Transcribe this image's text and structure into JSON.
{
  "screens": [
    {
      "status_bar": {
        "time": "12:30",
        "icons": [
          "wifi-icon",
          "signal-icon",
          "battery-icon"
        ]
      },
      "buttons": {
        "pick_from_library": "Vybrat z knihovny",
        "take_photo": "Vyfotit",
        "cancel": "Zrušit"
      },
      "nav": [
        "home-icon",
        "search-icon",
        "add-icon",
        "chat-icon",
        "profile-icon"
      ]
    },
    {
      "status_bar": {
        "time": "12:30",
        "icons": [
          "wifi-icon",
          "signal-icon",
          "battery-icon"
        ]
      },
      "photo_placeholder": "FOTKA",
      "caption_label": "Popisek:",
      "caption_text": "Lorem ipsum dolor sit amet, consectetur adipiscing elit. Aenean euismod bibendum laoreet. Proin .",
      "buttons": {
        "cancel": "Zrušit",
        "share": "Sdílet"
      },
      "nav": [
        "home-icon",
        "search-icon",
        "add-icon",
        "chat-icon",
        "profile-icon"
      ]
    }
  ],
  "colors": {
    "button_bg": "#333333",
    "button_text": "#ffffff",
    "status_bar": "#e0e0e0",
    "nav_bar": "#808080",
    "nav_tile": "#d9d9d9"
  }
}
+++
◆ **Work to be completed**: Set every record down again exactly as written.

◆ **Exercise response**:
Transcribe this image's text and structure into JSON.
{
  "screens": [
    {
      "status_bar": {
        "time": "12:30",
        "icons": [
          "wifi-icon",
          "signal-icon",
          "battery-icon"
        ]
      },
      "buttons": {
        "pick_from_library": "Vybrat z knihovny",
        "take_photo": "Vyfotit",
        "cancel": "Zrušit"
      },
      "nav": [
        "home-icon",
        "search-icon",
        "add-icon",
        "chat-icon",
        "profile-icon"
      ]
    },
    {
      "status_bar": {
        "time": "12:30",
        "icons": [
          "wifi-icon",
          "signal-icon",
          "battery-icon"
        ]
      },
      "photo_placeholder": "FOTKA",
      "caption_label": "Popisek:",
      "caption_text": "Lorem ipsum dolor sit amet, consectetur adipiscing elit. Aenean euismod bibendum laoreet. Proin .",
      "buttons": {
        "cancel": "Zrušit",
        "share": "Sdílet"
      },
      "nav": [
        "home-icon",
        "search-icon",
        "add-icon",
        "chat-icon",
        "profile-icon"
      ]
    }
  ],
  "colors": {
    "button_bg": "#333333",
    "button_text": "#ffffff",
    "status_bar": "#e0e0e0",
    "nav_bar": "#808080",
    "nav_tile": "#d9d9d9"
  }
}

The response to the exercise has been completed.